_Record set:_
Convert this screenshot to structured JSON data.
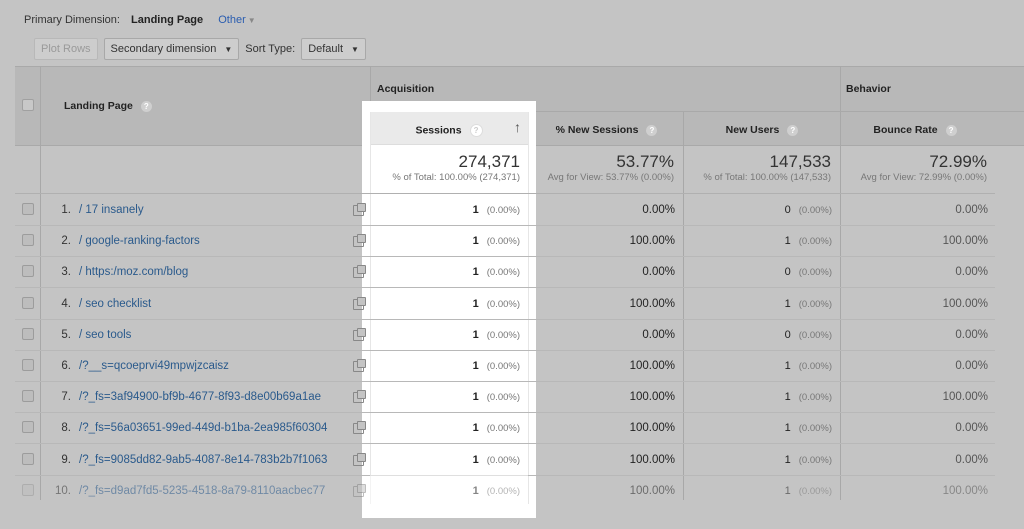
{
  "primary_dimension": {
    "label": "Primary Dimension:",
    "value": "Landing Page",
    "other": "Other"
  },
  "toolbar": {
    "plot_rows": "Plot Rows",
    "secondary_dimension": "Secondary dimension",
    "sort_type_label": "Sort Type:",
    "sort_type_value": "Default"
  },
  "groups": {
    "acquisition": "Acquisition",
    "behavior": "Behavior"
  },
  "columns": {
    "landing_page": "Landing Page",
    "sessions": "Sessions",
    "new_sessions": "% New Sessions",
    "new_users": "New Users",
    "bounce_rate": "Bounce Rate"
  },
  "totals": {
    "sessions": {
      "value": "274,371",
      "sub": "% of Total: 100.00% (274,371)"
    },
    "new_sessions": {
      "value": "53.77%",
      "sub": "Avg for View: 53.77% (0.00%)"
    },
    "new_users": {
      "value": "147,533",
      "sub": "% of Total: 100.00% (147,533)"
    },
    "bounce_rate": {
      "value": "72.99%",
      "sub": "Avg for View: 72.99% (0.00%)"
    }
  },
  "rows": [
    {
      "idx": "1.",
      "page": "/ 17 insanely",
      "sessions": "1",
      "sessions_pct": "(0.00%)",
      "new_sessions": "0.00%",
      "new_users": "0",
      "new_users_pct": "(0.00%)",
      "bounce_rate": "0.00%"
    },
    {
      "idx": "2.",
      "page": "/ google-ranking-factors",
      "sessions": "1",
      "sessions_pct": "(0.00%)",
      "new_sessions": "100.00%",
      "new_users": "1",
      "new_users_pct": "(0.00%)",
      "bounce_rate": "100.00%"
    },
    {
      "idx": "3.",
      "page": "/ https:/moz.com/blog",
      "sessions": "1",
      "sessions_pct": "(0.00%)",
      "new_sessions": "0.00%",
      "new_users": "0",
      "new_users_pct": "(0.00%)",
      "bounce_rate": "0.00%"
    },
    {
      "idx": "4.",
      "page": "/ seo checklist",
      "sessions": "1",
      "sessions_pct": "(0.00%)",
      "new_sessions": "100.00%",
      "new_users": "1",
      "new_users_pct": "(0.00%)",
      "bounce_rate": "100.00%"
    },
    {
      "idx": "5.",
      "page": "/ seo tools",
      "sessions": "1",
      "sessions_pct": "(0.00%)",
      "new_sessions": "0.00%",
      "new_users": "0",
      "new_users_pct": "(0.00%)",
      "bounce_rate": "0.00%"
    },
    {
      "idx": "6.",
      "page": "/?__s=qcoeprvi49mpwjzcaisz",
      "sessions": "1",
      "sessions_pct": "(0.00%)",
      "new_sessions": "100.00%",
      "new_users": "1",
      "new_users_pct": "(0.00%)",
      "bounce_rate": "0.00%"
    },
    {
      "idx": "7.",
      "page": "/?_fs=3af94900-bf9b-4677-8f93-d8e00b69a1ae",
      "sessions": "1",
      "sessions_pct": "(0.00%)",
      "new_sessions": "100.00%",
      "new_users": "1",
      "new_users_pct": "(0.00%)",
      "bounce_rate": "100.00%"
    },
    {
      "idx": "8.",
      "page": "/?_fs=56a03651-99ed-449d-b1ba-2ea985f60304",
      "sessions": "1",
      "sessions_pct": "(0.00%)",
      "new_sessions": "100.00%",
      "new_users": "1",
      "new_users_pct": "(0.00%)",
      "bounce_rate": "0.00%"
    },
    {
      "idx": "9.",
      "page": "/?_fs=9085dd82-9ab5-4087-8e14-783b2b7f1063",
      "sessions": "1",
      "sessions_pct": "(0.00%)",
      "new_sessions": "100.00%",
      "new_users": "1",
      "new_users_pct": "(0.00%)",
      "bounce_rate": "0.00%"
    },
    {
      "idx": "10.",
      "page": "/?_fs=d9ad7fd5-5235-4518-8a79-8110aacbec77",
      "sessions": "1",
      "sessions_pct": "(0.00%)",
      "new_sessions": "100.00%",
      "new_users": "1",
      "new_users_pct": "(0.00%)",
      "bounce_rate": "100.00%"
    }
  ]
}
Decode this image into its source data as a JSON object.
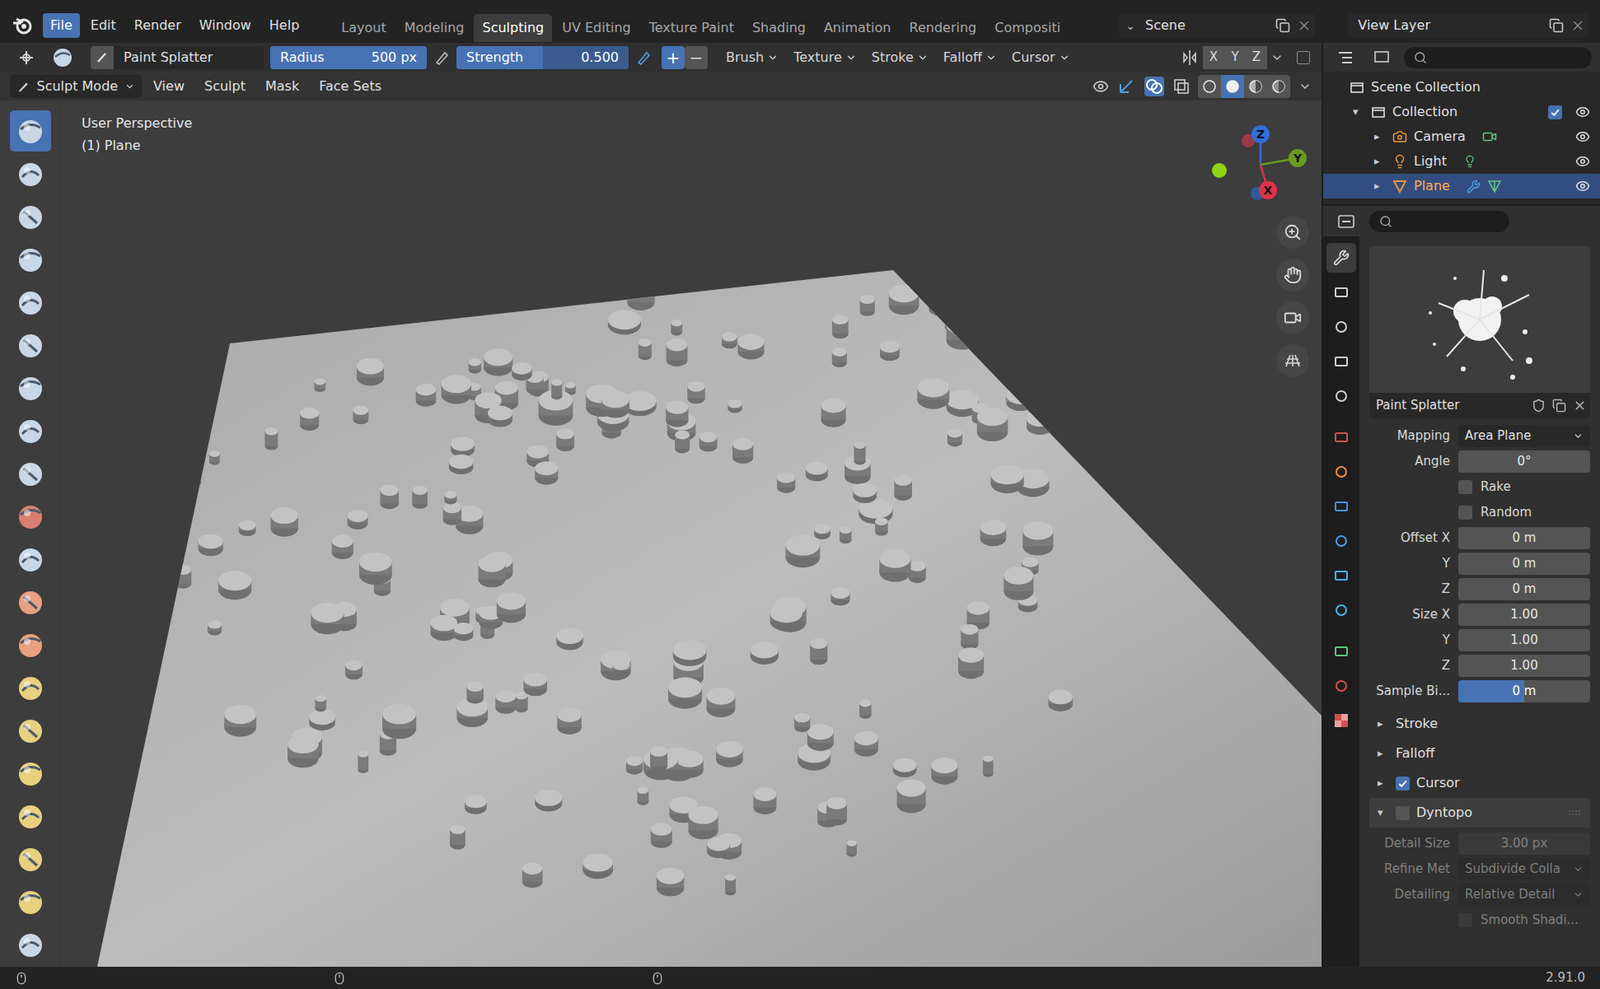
{
  "topbar": {
    "menus": [
      {
        "label": "File",
        "highlighted": true
      },
      {
        "label": "Edit",
        "highlighted": false
      },
      {
        "label": "Render",
        "highlighted": false
      },
      {
        "label": "Window",
        "highlighted": false
      },
      {
        "label": "Help",
        "highlighted": false
      }
    ],
    "workspaces": [
      {
        "label": "Layout",
        "selected": false
      },
      {
        "label": "Modeling",
        "selected": false
      },
      {
        "label": "Sculpting",
        "selected": true
      },
      {
        "label": "UV Editing",
        "selected": false
      },
      {
        "label": "Texture Paint",
        "selected": false
      },
      {
        "label": "Shading",
        "selected": false
      },
      {
        "label": "Animation",
        "selected": false
      },
      {
        "label": "Rendering",
        "selected": false
      },
      {
        "label": "Compositi",
        "selected": false
      }
    ],
    "scene": "Scene",
    "view_layer": "View Layer"
  },
  "tool_header": {
    "brush_name": "Paint Splatter",
    "radius": {
      "label": "Radius",
      "value": "500 px",
      "level": 1
    },
    "strength": {
      "label": "Strength",
      "value": "0.500",
      "level": 0.5
    },
    "direction": [
      {
        "label": "+",
        "selected": true
      },
      {
        "label": "−",
        "selected": false
      }
    ],
    "dropdowns": [
      "Brush",
      "Texture",
      "Stroke",
      "Falloff",
      "Cursor"
    ],
    "symmetry": [
      {
        "label": "X",
        "selected": false
      },
      {
        "label": "Y",
        "selected": false
      },
      {
        "label": "Z",
        "selected": false
      }
    ]
  },
  "mode_header": {
    "mode": "Sculpt Mode",
    "menus": [
      "View",
      "Sculpt",
      "Mask",
      "Face Sets"
    ],
    "shading": [
      {
        "selected": false
      },
      {
        "selected": true
      },
      {
        "selected": false
      },
      {
        "selected": false
      }
    ]
  },
  "toolbar": {
    "tools": [
      {
        "selected": true
      },
      {
        "selected": false
      },
      {
        "selected": false
      },
      {
        "selected": false
      },
      {
        "selected": false
      },
      {
        "selected": false
      },
      {
        "selected": false
      },
      {
        "selected": false
      },
      {
        "selected": false
      },
      {
        "selected": false
      },
      {
        "selected": false
      },
      {
        "selected": false
      },
      {
        "selected": false
      },
      {
        "selected": false
      },
      {
        "selected": false
      },
      {
        "selected": false
      },
      {
        "selected": false
      },
      {
        "selected": false
      },
      {
        "selected": false
      },
      {
        "selected": false
      }
    ]
  },
  "viewport": {
    "perspective": "User Perspective",
    "object": "(1) Plane",
    "gizmo": [
      "Z",
      "Y",
      "X"
    ]
  },
  "outliner": {
    "scene_collection": "Scene Collection",
    "collection": {
      "label": "Collection",
      "arrow": "▾",
      "checked": true,
      "visible": true
    },
    "objects": [
      {
        "label": "Camera",
        "arrow": "▸",
        "selected": false,
        "visible": true
      },
      {
        "label": "Light",
        "arrow": "▸",
        "selected": false,
        "visible": true
      },
      {
        "label": "Plane",
        "arrow": "▸",
        "selected": true,
        "visible": true
      }
    ]
  },
  "properties": {
    "tabs": [
      {
        "selected": true
      },
      {
        "selected": false
      },
      {
        "selected": false
      },
      {
        "selected": false
      },
      {
        "selected": false
      },
      {
        "selected": false
      },
      {
        "selected": false
      },
      {
        "selected": false
      },
      {
        "selected": false
      },
      {
        "selected": false
      },
      {
        "selected": false
      },
      {
        "selected": false
      },
      {
        "selected": false
      },
      {
        "selected": false
      }
    ],
    "texture_name": "Paint Splatter",
    "rows": [
      {
        "kind": "dropdown",
        "label": "Mapping",
        "value": "Area Plane"
      },
      {
        "kind": "field",
        "label": "Angle",
        "value": "0°"
      },
      {
        "kind": "checkbox",
        "label": "Rake",
        "checked": false
      },
      {
        "kind": "checkbox",
        "label": "Random",
        "checked": false
      },
      {
        "kind": "field",
        "label": "Offset X",
        "value": "0 m"
      },
      {
        "kind": "field",
        "label": "Y",
        "value": "0 m"
      },
      {
        "kind": "field",
        "label": "Z",
        "value": "0 m"
      },
      {
        "kind": "field",
        "label": "Size X",
        "value": "1.00"
      },
      {
        "kind": "field",
        "label": "Y",
        "value": "1.00"
      },
      {
        "kind": "field",
        "label": "Z",
        "value": "1.00"
      },
      {
        "kind": "slider",
        "label": "Sample Bi...",
        "value": "0 m",
        "level": 0.5
      }
    ],
    "panels": [
      {
        "label": "Stroke",
        "arrow": "▸",
        "expanded": false,
        "kind": "plain"
      },
      {
        "label": "Falloff",
        "arrow": "▸",
        "expanded": false,
        "kind": "plain"
      },
      {
        "label": "Cursor",
        "arrow": "▸",
        "expanded": false,
        "kind": "check",
        "checked": true
      },
      {
        "label": "Dyntopo",
        "arrow": "▾",
        "expanded": true,
        "kind": "check",
        "checked": false
      }
    ],
    "dyntopo_rows": [
      {
        "kind": "field",
        "label": "Detail Size",
        "value": "3.00 px",
        "disabled": true
      },
      {
        "kind": "dropdown",
        "label": "Refine Met",
        "value": "Subdivide Colla",
        "disabled": true
      },
      {
        "kind": "dropdown",
        "label": "Detailing",
        "value": "Relative Detail",
        "disabled": true
      },
      {
        "kind": "checkbox",
        "label": "Smooth Shadi...",
        "checked": false,
        "disabled": true
      }
    ]
  },
  "status_bar": {
    "version": "2.91.0"
  }
}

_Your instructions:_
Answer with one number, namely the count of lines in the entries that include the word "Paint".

_Task solution:_
3